I'd have to say that I resent this guy just up and quitting his job. Fair enough, he probably had money put away to feed himself, so it's not like he was asking us to provide him with free food simply because he chose not to work for a year or so. Hey, if you can afford to hang out reading books and playing poker for a year, more power to you! But, if you can't afford health insurance, I'm not sure you can afford to quit working.

Perhaps I'd be more sympathetic if the author of the article had argued that health insurance should be cheaper so that maybe we could afford to lay out of work for a year or two and pay monthly premiums out of a modest savings account. Or, so people who make minimum wage or less could buy health insurance even if their employer deliberately schedules them for 39 hours a week to avoid providing health insurance benefits. Or, so people could afford COBRA payments for three months before their insurance kicks in at a new employer. Reducing the cost of health insurance is an idea I could get behind.

Health care and health insurance are artificially expensive. I happen to believe that health insurance itself has driven the cost of health care to absurd heights and that insurance companies in general are little better than the Mafia's protection rackets. But, I don't believe that forcing people to buy insurance will fix any of that. Mandating health insurance might have prevented the subject of the story I read from making a foolish choice, but it couldn't force him into a doctor's office and it won't make insurance itself affordable.

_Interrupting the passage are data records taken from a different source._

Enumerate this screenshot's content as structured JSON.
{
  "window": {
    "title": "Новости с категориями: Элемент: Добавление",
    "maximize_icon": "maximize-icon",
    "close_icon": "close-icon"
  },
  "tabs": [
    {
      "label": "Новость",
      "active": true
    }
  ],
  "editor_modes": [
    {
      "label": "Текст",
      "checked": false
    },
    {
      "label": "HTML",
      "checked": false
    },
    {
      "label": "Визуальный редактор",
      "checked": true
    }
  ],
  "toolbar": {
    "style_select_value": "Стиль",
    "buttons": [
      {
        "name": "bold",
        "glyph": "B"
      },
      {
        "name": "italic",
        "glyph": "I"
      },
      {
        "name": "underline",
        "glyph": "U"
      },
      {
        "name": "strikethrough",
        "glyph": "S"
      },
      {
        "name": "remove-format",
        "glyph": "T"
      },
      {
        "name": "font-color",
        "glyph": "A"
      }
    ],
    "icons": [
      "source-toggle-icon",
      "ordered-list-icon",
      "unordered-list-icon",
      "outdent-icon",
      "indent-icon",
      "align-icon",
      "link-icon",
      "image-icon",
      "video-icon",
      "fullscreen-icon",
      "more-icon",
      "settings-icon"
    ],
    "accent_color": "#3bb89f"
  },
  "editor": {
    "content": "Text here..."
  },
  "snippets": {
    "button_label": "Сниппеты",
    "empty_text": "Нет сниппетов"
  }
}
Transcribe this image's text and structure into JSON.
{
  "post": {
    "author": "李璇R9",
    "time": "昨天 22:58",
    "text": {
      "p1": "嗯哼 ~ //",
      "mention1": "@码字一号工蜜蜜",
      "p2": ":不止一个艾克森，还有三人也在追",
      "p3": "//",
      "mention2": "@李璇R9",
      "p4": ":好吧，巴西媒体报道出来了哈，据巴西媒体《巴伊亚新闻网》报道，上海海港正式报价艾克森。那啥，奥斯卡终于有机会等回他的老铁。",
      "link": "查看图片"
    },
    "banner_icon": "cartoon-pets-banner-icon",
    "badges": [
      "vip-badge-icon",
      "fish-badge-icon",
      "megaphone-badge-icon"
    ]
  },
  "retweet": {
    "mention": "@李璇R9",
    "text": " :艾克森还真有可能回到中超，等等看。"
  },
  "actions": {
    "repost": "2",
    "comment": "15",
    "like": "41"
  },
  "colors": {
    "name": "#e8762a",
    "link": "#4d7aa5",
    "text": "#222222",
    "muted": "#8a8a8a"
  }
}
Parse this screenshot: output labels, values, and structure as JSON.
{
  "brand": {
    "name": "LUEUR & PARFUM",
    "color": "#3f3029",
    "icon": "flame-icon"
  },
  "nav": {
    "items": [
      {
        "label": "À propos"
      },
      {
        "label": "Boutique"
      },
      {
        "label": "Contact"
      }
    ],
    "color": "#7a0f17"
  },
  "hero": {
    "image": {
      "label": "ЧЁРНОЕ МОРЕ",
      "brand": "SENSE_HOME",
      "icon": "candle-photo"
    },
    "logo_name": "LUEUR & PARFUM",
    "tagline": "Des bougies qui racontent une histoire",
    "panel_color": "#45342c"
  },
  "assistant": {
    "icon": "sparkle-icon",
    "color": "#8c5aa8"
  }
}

To me, the cost of insurance is the real problem we should be addressing. Whether you buy it or not is up to you. Just don't expect to be bailed out of a bad bet if you choose to roll the dice. The guy in this story was a Harvard-educated pension planner, for pete's sake! He knew he was making a bad bet. We can't force people to act on their own behalf and we shouldn't act for them. But, to the extent that we can make it possible for people to act on their own behalf when they want to, we should.